Looked at from the vantage point of the late twentieth century, the story of Giorgio de Chirico's impact on a broad range of American art and architecture can be divided into two very different acts. 1Act I takes place in the heyday of modernism, when the Museum of Modern Art, with its magisterial ordering of the bewildering innovations of the early century, rightly crowned de Chirico as a prophet of Surrealism. Here was the artist who, already before the First World War and the official launching of the Surrealist movement, had established all the irrational premises that could turn the realities of the seen world and the logic of traditional perspective systems into a theater where dreams could unfold. In 1936 the Museum of Modern Art established de Chirico's authority by showing seventeen of his paintings and nine of his drawings in its pathbreaking exhibition "Fantastic Art, Dada, Surrealism"; and in the same year it acquired two works that demonstrated his magic both as a still-life painter ( The Evil Genius of a King) 2 and as a conjurer of haunting cityscapes ( Nostalgia of the Infinite). Already in the 1930s, then, de Chirico's audience, both in America and abroad, recognized him as a pivotal genius who had led modern art into uncharted territories where it might be possible to fathom what Freud had characterized as the submerged iceberg of the human mind.

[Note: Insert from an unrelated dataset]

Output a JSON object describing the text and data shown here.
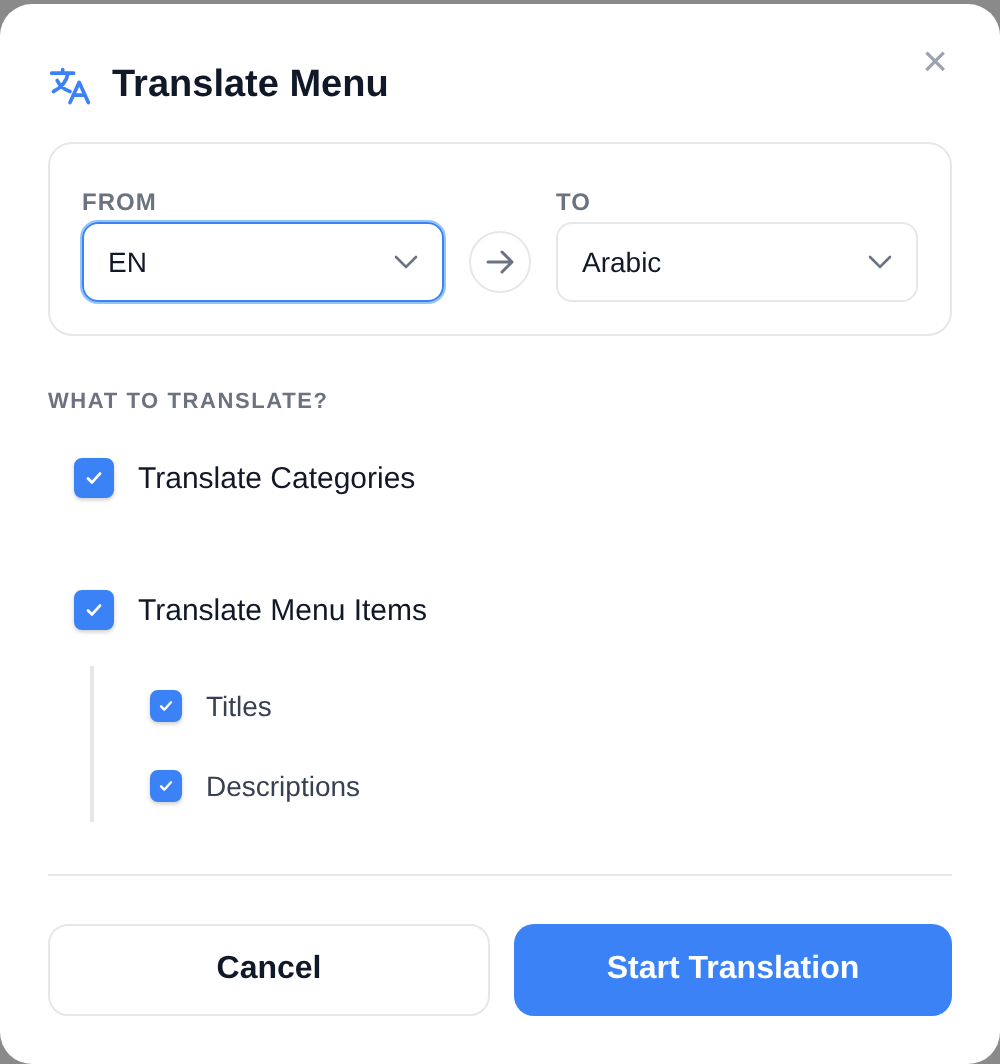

But de Chirico's image as a pioneer explorer changed drastically in Act II. Corresponding to what we loosely refer to as postmodernism, de Chirico's work, for some American painters and architects, became a touchstone of retrospection, not only in terms of nostalgia for a historical past--a mood so evident in his early work--but, more to the point, in terms of his strange, about-face career, in which he first renounced his modernist youth by returning to more traditional modes of painting, and then, even more startling, painted countless variations and replicas of his early successes. Vexing questions of authenticity and dating, and no less upsetting problems of evaluation, were raised by a master who looked backward to his own youthful past through the odd practice of counterfeiting numerous variations of his acclaimed masterpieces.
Act I of this story, involving de Chirico's impact on painters who matured during the years between the two world wars, is the more familiar. For a surprisingly diverse range of American artists, whether of realist, Surrealist, or abstract persuasion, de Chirico's funneling urban perspectives and enigmatic joining of commonplace objects provided an exciting catalyst for